So when did I become a believer? Well it didn’t happen over night that’s for sure. I started to question my beliefs (or lack thereof) during my first semester at the University at SUNY Plattsburgh.
The first friend I made on campus was at the time a devout Muslim. I had never met a Muslim before, but as a fairly open minded person I became very curious and interested in his beliefs. I admired his dedication to what he believed in, and the many convictions he took upon himself as a result. This ignited an interest in religion that I never really had before. Up until that point everything I believed was oriented around politics and sociology, but he began to open me up to a world beyond the material.

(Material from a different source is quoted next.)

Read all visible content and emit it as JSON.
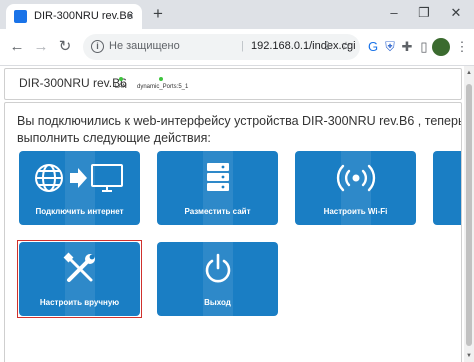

I still love politics but my spiritual beliefs have changed the ways I view it.
I asked him how he found Islam, he explained that he had explored every major religion and that this was the only one that had made sense to him. I admired this as well, and have done similar things with political theories. I had immense respect for the fact that he didn’t just allow himself to be spoon fed the first religion he came across, taking time to explore, compare, and analyze all of the options at hand.

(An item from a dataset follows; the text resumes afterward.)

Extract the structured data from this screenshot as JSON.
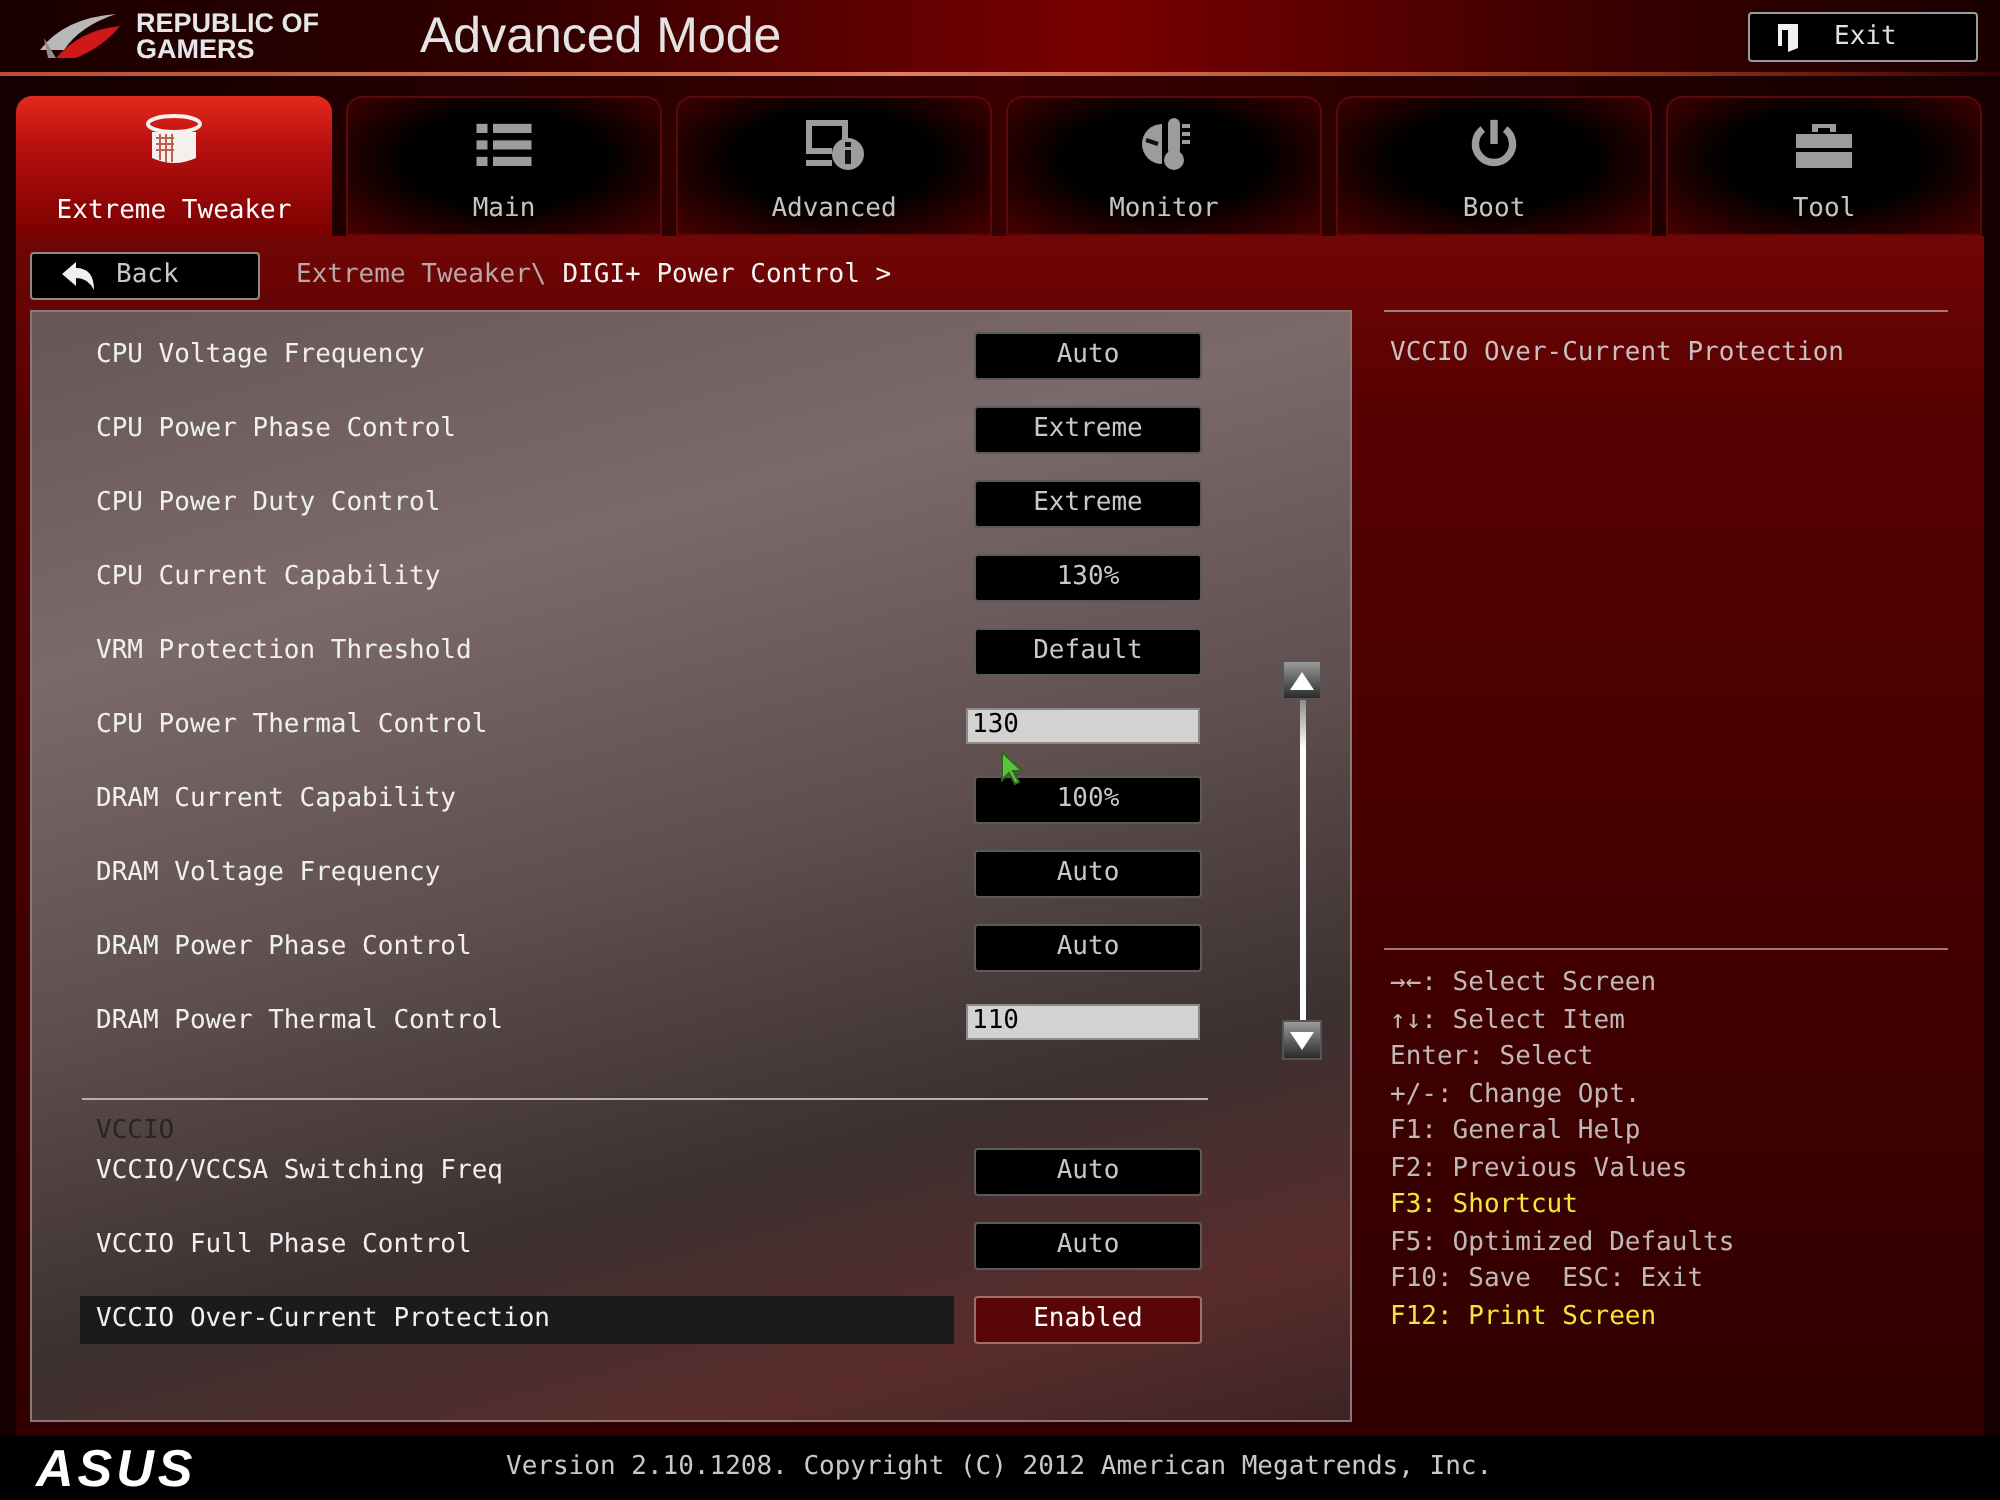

We would debate constantly, but the more we put our ideas against each other the more I began to realize that in many respects he was right. I don’t totally agree with the principals of Islam. As an egalitarian the way they treat women doesn’t sit right with me. As someone with many friends in the LGBT community I found myself unable to take any stance that looks down upon them.
This caused me to gravitate towards Hinduism, I felt it was more egalitarian in it’s propositions, as it has both male and female images of god, and while I’m sure it isn’t encouraged, I never found anything saying that homosexuals should be punished or shunned in my time studying the Vedas.

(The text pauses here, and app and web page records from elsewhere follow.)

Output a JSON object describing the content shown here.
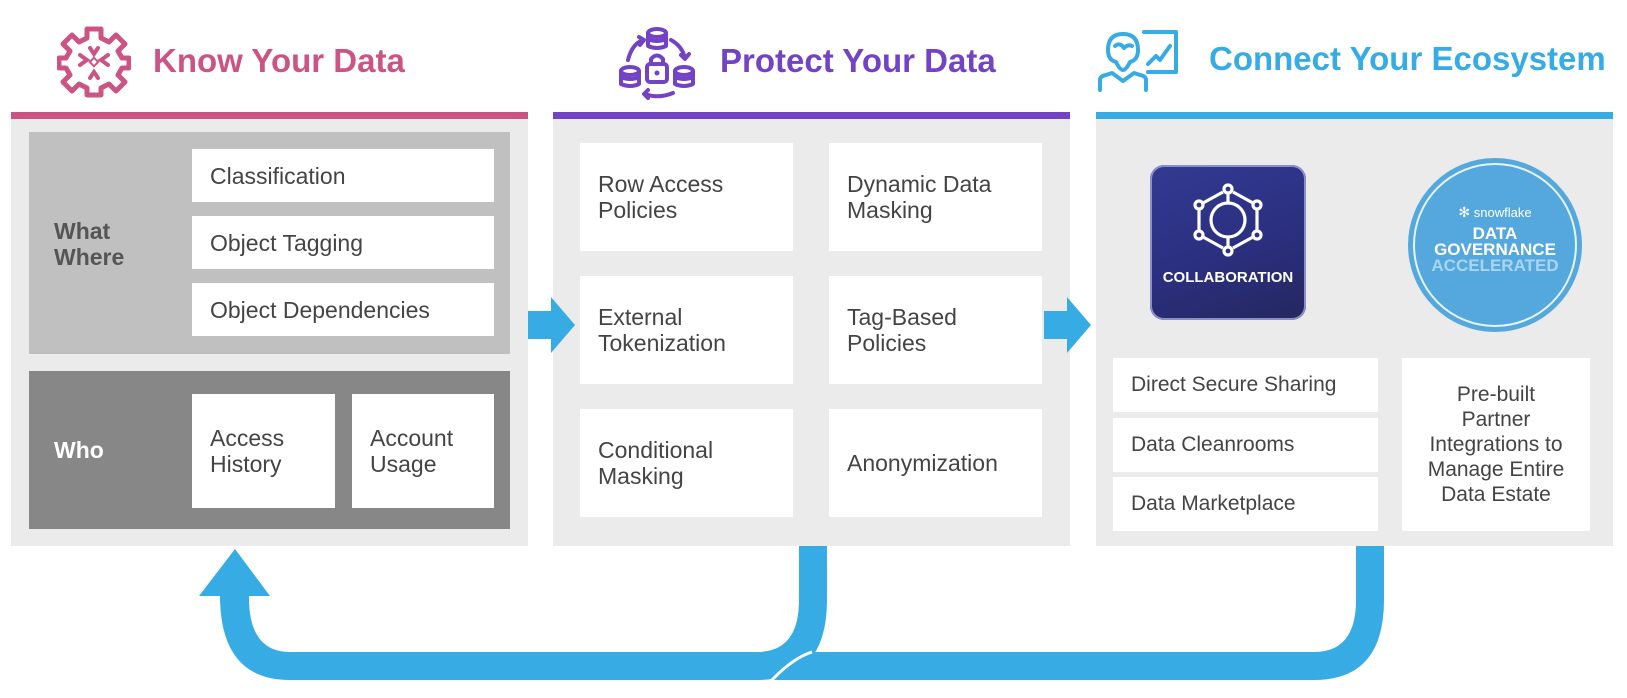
{
  "colors": {
    "know": "#cc5484",
    "protect": "#7343c6",
    "connect": "#37abe3",
    "panel_bg": "#ebebeb",
    "what_where_bg": "#c0c0c0",
    "who_bg": "#878787",
    "collab_badge": "#2b2f7f",
    "governance_badge": "#55a8de",
    "flow_arrow": "#37abe3"
  },
  "sections": {
    "know": {
      "title": "Know Your Data",
      "icon": "gear-snowflake-icon",
      "what_where": {
        "label_line1": "What",
        "label_line2": "Where",
        "items": [
          "Classification",
          "Object Tagging",
          "Object Dependencies"
        ]
      },
      "who": {
        "label": "Who",
        "items": [
          {
            "line1": "Access",
            "line2": "History"
          },
          {
            "line1": "Account",
            "line2": "Usage"
          }
        ]
      }
    },
    "protect": {
      "title": "Protect Your Data",
      "icon": "database-lock-cycle-icon",
      "items": [
        {
          "line1": "Row Access",
          "line2": "Policies"
        },
        {
          "line1": "Dynamic Data",
          "line2": "Masking"
        },
        {
          "line1": "External",
          "line2": "Tokenization"
        },
        {
          "line1": "Tag-Based",
          "line2": "Policies"
        },
        {
          "line1": "Conditional",
          "line2": "Masking"
        },
        {
          "line1": "Anonymization",
          "line2": ""
        }
      ]
    },
    "connect": {
      "title": "Connect Your Ecosystem",
      "icon": "person-chart-icon",
      "collaboration_badge": "COLLABORATION",
      "governance_badge": {
        "brand": "snowflake",
        "line1": "DATA",
        "line2": "GOVERNANCE",
        "line3": "ACCELERATED"
      },
      "sharing_items": [
        "Direct Secure Sharing",
        "Data Cleanrooms",
        "Data Marketplace"
      ],
      "partner_text": [
        "Pre-built",
        "Partner",
        "Integrations to",
        "Manage Entire",
        "Data Estate"
      ]
    }
  }
}
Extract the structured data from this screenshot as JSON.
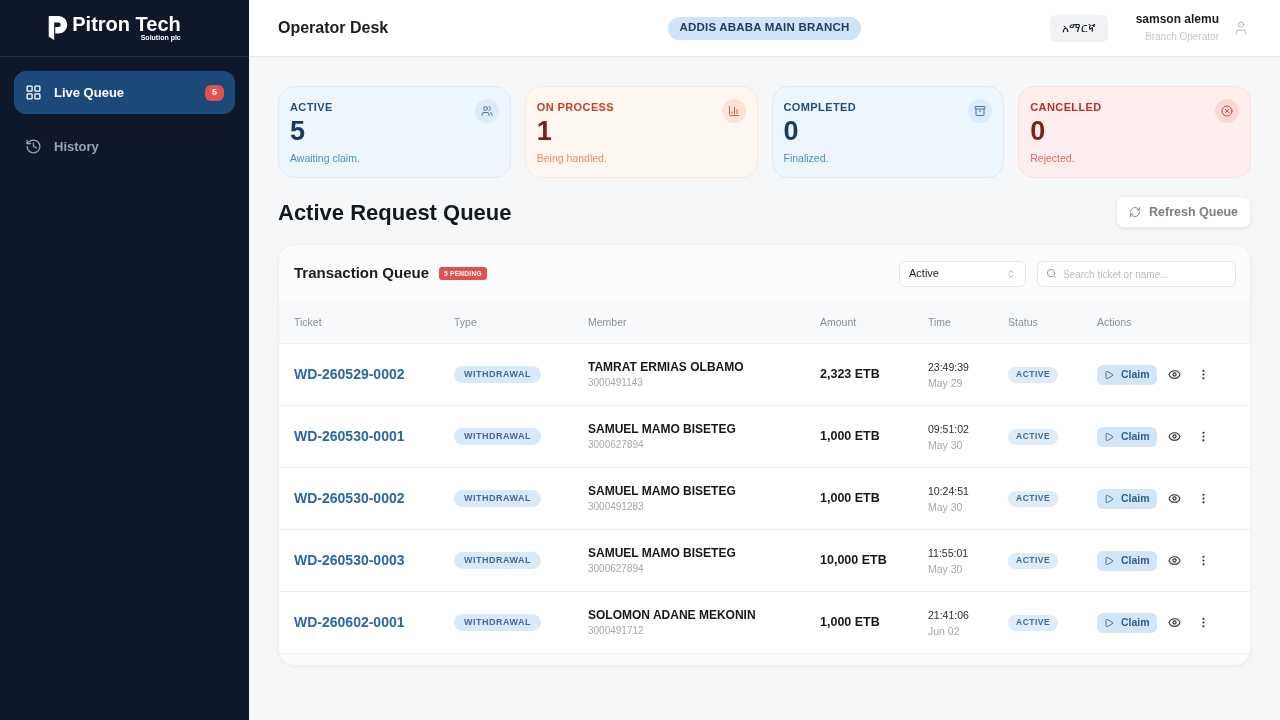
{
  "sidebar": {
    "brand": {
      "name": "Pitron Tech",
      "tagline": "Solution plc"
    },
    "items": [
      {
        "label": "Live Queue",
        "selected": true,
        "badge": "5"
      },
      {
        "label": "History",
        "selected": false
      }
    ]
  },
  "header": {
    "title": "Operator Desk",
    "branch": "ADDIS ABABA MAIN BRANCH",
    "language": "አማርኛ",
    "user": {
      "name": "samson alemu",
      "role": "Branch Operator"
    }
  },
  "stats": [
    {
      "label": "ACTIVE",
      "value": "5",
      "caption": "Awaiting claim.",
      "kind": "info"
    },
    {
      "label": "ON PROCESS",
      "value": "1",
      "caption": "Being handled.",
      "kind": "warning"
    },
    {
      "label": "COMPLETED",
      "value": "0",
      "caption": "Finalized.",
      "kind": "info"
    },
    {
      "label": "CANCELLED",
      "value": "0",
      "caption": "Rejected.",
      "kind": "danger"
    }
  ],
  "queue": {
    "title": "Active Request Queue",
    "refresh_button": "Refresh Queue"
  },
  "table": {
    "title": "Transaction Queue",
    "badge": "5 PENDING",
    "filter": {
      "value": "Active"
    },
    "search": {
      "placeholder": "Search ticket or name..."
    },
    "columns": [
      "Ticket",
      "Type",
      "Member",
      "Amount",
      "Time",
      "Status",
      "Actions"
    ],
    "rows": [
      {
        "ticket": "WD-260529-0002",
        "type": "WITHDRAWAL",
        "member": {
          "name": "TAMRAT ERMIAS OLBAMO",
          "account": "3000491143"
        },
        "amount": "2,323 ETB",
        "time": "23:49:39",
        "date": "May 29",
        "status": "ACTIVE",
        "action": "Claim"
      },
      {
        "ticket": "WD-260530-0001",
        "type": "WITHDRAWAL",
        "member": {
          "name": "SAMUEL MAMO BISETEG",
          "account": "3000627894"
        },
        "amount": "1,000 ETB",
        "time": "09:51:02",
        "date": "May 30",
        "status": "ACTIVE",
        "action": "Claim"
      },
      {
        "ticket": "WD-260530-0002",
        "type": "WITHDRAWAL",
        "member": {
          "name": "SAMUEL MAMO BISETEG",
          "account": "3000491283"
        },
        "amount": "1,000 ETB",
        "time": "10:24:51",
        "date": "May 30",
        "status": "ACTIVE",
        "action": "Claim"
      },
      {
        "ticket": "WD-260530-0003",
        "type": "WITHDRAWAL",
        "member": {
          "name": "SAMUEL MAMO BISETEG",
          "account": "3000627894"
        },
        "amount": "10,000 ETB",
        "time": "11:55:01",
        "date": "May 30",
        "status": "ACTIVE",
        "action": "Claim"
      },
      {
        "ticket": "WD-260602-0001",
        "type": "WITHDRAWAL",
        "member": {
          "name": "SOLOMON ADANE MEKONIN",
          "account": "3000491712"
        },
        "amount": "1,000 ETB",
        "time": "21:41:06",
        "date": "Jun 02",
        "status": "ACTIVE",
        "action": "Claim"
      }
    ]
  }
}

In fact I hardly found any rules at all aside from remaining faithful to the divine and treating the world around you in the same manner that you would like the world to treat you. From then on I found myself becoming deeply entrenched in religious thought. As an anarchist my beliefs had previously been “No gods, no masters” However this quickly shifted to: God is the only master. Ironically I found this to pair great with anarchism, because it rejects all authority besides the will of god.
So what kind of god do I believe in? One that is Omnipresent, Omnipotent, Benevolent, Androgynous and mysterious. I believe that god has a plethora of forms, however they are all just different manifestations of the same god. I also believe god can speak through any person at any given time as well as will Itself into peoples art, writing, music etc, in order to indirectly communicate with the material world. I believe the divine to not only be stranger than we imagine, but stranger than we CAN imagine.
I also believe in reincarnation, however with a weird twist. I believe we are continuously reincarnated up to a certain point. I believe with each reincarnation we get closer and closer to our eternal existence. This eternal existence is one of our own creation. I believe people who create fictional worlds such as J.R.R Tolkien’s Middle earth used in the lord of the rings series, are at the last stage of their reincarnation cycle and that they will go on to inhabit and rule over their fictional worlds when they pass.
I believe in Carl Jung’s collective unconscious, meaning that we all stem from one interconnected soul. I believe in Individuality as well in the form of spirits. While we all share one interconnected soul, many have individual spirits which guide and influence our decisions regardless of if we know of it’s existence.
Karma is also a central part of my belief, I believe any deed good or bad will reap an equal consequence. Though through prayer, humility, meditation, introspection, kindness, hard work and charity, one may be liberated from the clutches of karma.